On a friend's advice, I checked out the book "Getting Things Done" by David Allen. It seems to be the preferred geek method of handling productivity and efficiency. I think it's mostly because there is a lot of logic and organization that's required, which is pretty much the same as writing software, handling software projects, or even maintaining your file system on your computer.

The author pretty much says that simple to-do lists and calendars are insufficient to handle real world projects since they don't capture all the information that's actually floating around in your head. That pretty much was enough for me to hear to try it out. You basically need to dump all the projects into some type of organizing system (I actually made my own paper organizer), and keep running lists of all projects, broken down as far as possible into their simplest tasks. You also need to keep one main running list which is the actual task list (next actions) and its composed of tasks from each project as well as one-off tasks like going grocery shopping. I don't want to get too much into the details here, since it gets a bit technical, however you can check it out on Wikipedia or just by googling GTD (that's the slang for Getting Things Done). It seems like its quite popular among the geek community.

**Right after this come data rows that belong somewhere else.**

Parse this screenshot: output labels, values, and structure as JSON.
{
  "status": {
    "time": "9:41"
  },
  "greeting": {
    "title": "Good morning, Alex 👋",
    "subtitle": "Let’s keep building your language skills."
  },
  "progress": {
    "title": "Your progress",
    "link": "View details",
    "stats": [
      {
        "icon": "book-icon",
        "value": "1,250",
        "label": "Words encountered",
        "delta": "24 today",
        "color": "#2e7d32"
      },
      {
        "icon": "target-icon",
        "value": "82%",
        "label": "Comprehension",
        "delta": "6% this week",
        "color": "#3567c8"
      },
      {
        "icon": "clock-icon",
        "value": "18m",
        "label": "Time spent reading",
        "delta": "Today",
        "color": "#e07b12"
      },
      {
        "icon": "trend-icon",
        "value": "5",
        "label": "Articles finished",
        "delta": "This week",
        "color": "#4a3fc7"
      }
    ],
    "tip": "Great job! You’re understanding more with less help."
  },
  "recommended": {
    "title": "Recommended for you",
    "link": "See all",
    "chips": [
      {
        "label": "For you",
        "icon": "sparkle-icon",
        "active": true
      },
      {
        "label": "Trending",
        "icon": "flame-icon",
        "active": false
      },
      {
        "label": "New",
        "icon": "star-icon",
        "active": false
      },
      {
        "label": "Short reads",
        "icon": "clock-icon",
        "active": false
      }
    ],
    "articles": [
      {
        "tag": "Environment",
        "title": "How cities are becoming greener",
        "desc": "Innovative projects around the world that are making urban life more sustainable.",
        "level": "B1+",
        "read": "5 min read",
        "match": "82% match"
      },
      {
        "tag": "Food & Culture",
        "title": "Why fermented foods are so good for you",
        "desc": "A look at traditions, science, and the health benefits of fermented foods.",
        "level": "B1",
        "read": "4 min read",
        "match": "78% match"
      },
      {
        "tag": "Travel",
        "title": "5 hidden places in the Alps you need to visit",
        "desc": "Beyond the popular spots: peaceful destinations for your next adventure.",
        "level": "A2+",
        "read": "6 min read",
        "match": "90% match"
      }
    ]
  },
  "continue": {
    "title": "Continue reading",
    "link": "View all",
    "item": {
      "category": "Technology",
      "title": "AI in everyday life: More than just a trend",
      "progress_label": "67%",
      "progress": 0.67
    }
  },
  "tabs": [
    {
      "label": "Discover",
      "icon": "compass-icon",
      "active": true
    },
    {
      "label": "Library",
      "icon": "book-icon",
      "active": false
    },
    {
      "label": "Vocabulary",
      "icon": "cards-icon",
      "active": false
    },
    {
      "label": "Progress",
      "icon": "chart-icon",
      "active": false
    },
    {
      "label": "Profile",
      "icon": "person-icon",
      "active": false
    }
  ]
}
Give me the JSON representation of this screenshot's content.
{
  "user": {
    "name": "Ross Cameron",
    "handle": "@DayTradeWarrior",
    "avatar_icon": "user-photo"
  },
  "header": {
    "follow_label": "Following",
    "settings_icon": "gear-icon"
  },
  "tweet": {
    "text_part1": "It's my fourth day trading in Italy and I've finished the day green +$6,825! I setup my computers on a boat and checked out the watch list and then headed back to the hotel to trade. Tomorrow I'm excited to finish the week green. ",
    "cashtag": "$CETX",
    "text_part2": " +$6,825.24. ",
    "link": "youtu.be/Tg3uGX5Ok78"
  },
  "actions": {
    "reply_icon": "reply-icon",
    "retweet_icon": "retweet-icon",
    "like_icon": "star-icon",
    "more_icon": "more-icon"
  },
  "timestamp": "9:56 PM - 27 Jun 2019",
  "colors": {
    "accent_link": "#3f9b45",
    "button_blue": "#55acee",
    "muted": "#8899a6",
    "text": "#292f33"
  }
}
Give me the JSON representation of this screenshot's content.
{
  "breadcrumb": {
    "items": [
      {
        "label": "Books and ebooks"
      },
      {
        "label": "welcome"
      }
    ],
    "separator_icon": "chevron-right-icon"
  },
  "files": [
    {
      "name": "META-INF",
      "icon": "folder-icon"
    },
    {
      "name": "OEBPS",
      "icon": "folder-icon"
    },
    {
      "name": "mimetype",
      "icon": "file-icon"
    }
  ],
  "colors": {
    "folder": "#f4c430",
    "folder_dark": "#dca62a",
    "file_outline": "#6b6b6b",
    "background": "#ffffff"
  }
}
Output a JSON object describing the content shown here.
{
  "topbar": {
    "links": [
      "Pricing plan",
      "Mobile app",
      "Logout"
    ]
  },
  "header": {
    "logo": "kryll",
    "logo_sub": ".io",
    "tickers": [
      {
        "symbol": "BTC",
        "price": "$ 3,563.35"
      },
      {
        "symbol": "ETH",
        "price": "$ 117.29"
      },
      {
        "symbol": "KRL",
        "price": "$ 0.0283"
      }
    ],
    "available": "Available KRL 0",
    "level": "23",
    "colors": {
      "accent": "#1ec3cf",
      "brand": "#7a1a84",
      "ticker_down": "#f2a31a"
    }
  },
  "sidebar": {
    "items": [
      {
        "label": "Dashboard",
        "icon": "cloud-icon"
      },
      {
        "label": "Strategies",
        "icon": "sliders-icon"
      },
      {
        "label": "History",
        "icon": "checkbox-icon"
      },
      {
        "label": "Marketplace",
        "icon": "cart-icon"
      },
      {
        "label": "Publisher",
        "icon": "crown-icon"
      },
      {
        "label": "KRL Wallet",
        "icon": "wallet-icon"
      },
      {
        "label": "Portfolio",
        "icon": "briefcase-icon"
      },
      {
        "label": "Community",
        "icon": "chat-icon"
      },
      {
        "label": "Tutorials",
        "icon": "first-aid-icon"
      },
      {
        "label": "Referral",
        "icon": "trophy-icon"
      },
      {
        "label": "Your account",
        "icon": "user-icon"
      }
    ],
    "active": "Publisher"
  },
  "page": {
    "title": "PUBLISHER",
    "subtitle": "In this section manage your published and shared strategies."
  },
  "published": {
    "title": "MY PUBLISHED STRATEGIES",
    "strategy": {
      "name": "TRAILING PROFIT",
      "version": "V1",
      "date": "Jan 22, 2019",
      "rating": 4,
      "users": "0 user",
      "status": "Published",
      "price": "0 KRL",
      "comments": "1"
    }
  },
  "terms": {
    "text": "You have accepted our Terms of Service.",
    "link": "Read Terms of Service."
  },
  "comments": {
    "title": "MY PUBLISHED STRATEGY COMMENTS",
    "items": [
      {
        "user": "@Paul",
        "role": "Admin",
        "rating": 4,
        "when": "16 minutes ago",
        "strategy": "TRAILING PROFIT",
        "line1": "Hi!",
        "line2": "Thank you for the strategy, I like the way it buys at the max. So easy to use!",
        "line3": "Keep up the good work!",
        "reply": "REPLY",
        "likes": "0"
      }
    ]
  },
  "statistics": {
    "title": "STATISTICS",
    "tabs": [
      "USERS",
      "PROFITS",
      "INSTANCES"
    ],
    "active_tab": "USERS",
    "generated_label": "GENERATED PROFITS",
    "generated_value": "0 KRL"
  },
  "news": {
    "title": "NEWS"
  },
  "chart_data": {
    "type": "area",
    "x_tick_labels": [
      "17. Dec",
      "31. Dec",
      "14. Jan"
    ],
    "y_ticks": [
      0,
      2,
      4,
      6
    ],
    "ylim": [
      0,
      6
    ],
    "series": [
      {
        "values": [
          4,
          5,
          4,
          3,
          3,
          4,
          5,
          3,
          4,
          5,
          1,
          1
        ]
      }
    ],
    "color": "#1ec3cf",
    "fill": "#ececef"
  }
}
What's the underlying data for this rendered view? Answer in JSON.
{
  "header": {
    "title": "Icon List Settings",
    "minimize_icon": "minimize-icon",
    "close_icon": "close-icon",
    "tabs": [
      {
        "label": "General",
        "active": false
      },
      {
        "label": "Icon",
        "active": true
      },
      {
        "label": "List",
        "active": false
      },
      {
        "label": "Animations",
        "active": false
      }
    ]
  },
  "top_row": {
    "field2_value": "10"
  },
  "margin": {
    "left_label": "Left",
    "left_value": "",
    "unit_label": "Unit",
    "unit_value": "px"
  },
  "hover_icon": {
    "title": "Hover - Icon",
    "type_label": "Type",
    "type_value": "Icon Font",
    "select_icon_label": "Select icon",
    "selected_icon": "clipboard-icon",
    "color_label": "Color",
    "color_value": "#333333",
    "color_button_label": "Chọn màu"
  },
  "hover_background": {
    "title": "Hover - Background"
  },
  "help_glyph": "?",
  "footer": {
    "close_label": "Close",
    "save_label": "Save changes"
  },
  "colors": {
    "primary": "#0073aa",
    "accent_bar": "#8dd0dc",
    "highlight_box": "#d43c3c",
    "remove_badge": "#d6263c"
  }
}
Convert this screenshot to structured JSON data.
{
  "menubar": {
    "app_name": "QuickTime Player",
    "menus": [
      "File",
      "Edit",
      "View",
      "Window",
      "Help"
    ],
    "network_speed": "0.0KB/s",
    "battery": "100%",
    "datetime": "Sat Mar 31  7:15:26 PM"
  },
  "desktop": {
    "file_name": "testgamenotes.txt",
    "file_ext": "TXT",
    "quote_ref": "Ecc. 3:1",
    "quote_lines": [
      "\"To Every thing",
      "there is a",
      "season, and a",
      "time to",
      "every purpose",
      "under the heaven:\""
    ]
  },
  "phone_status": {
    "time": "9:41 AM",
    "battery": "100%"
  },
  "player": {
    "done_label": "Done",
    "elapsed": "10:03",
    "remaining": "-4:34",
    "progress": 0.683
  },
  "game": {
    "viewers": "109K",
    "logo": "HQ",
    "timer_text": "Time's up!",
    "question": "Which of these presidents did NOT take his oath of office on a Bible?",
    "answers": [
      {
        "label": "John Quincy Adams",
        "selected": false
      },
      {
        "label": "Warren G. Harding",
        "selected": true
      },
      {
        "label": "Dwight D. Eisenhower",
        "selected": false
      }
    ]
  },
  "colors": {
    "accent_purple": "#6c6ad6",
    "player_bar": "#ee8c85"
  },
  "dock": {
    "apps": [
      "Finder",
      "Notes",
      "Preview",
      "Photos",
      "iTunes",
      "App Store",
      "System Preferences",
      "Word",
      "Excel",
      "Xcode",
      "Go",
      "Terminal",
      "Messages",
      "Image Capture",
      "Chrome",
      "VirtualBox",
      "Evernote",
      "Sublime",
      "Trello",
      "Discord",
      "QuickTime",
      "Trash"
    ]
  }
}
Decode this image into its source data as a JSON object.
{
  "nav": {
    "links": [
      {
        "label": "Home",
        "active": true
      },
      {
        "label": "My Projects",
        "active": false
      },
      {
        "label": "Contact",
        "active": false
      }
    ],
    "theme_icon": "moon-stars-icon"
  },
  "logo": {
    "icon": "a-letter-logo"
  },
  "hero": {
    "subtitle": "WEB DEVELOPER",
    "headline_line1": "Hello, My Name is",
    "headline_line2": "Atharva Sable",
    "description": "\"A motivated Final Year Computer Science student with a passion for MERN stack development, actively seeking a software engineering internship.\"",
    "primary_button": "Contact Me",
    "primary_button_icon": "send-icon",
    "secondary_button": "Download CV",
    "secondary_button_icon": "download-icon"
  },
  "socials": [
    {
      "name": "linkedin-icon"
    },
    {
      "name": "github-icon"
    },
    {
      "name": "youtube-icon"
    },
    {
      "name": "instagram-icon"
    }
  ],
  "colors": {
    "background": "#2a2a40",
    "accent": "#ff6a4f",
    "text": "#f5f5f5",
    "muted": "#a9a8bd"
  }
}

I've been on it for about a week and a half and I'm slowly building my confidence in being able to handle so many things at once. Its a bit overwhelming when you have all your real projects written down on paper and you see the volume of things that need to actually get done. It was no wonder that I had such a problem with it. I'll probably stick with this methodology for a while since it seems like its working out for me. Anyways, now that I'm independent, I figure I need to step up my game a bit.

On to the more interesting things...

Last week, I managed to write a self-checking testbench for the ZDO layer and finish testing it. I fixed all of the bugs that I found during testing so I'm pretty confident that the ZDO functions I implemented are working as I expect.

Unfortunately, the same test fixture can't be used for the testing on the NWK and MAC layers since they require more interaction with other nodes. Hence I've decided to use my current simulator to simulate two nodes and exchange data between them as my basic test. My requirement is that my tests be self-checking so I also decided to write a script parser with some language extensions that can control an independent program (process) running the checker. My last attempt at a script parser failed miserably so I'm hoping this time, I can get things right.

On top of that, I need to re-format all my function headers to be compatible with Doxygen so that I can have at least some crude documentation when I release the code. Well, that and fill in the argument and descriptions for those headers. From the look of the amount of work I have to do, I'm thinking that the release will most likely take place towards the latter part of this month. In case there are an doubting Thomases out there, I've already promised myself that I'm going to release the code in September, so it'll happen even if the code is non-working and there's no documentation. However I'd prefer that not to be the case.

Until then, looks like I'm going to need to bust some ass.
Toodles...

Yaa-Taa is a Japanese expression for excitement. You hear it a lot in anime, which is probably where I picked it up.

Anyways, I just finished multiple 10kB file transfers over four Zigbee router hops in my simulator and the remote files were identical to the originals. It looks like my data transfers are pretty solid now. One step closer to getting this bad boy out...

Now since its a Sunday, I'm going to have a glass or three of wine and watch some anime.

Cheers...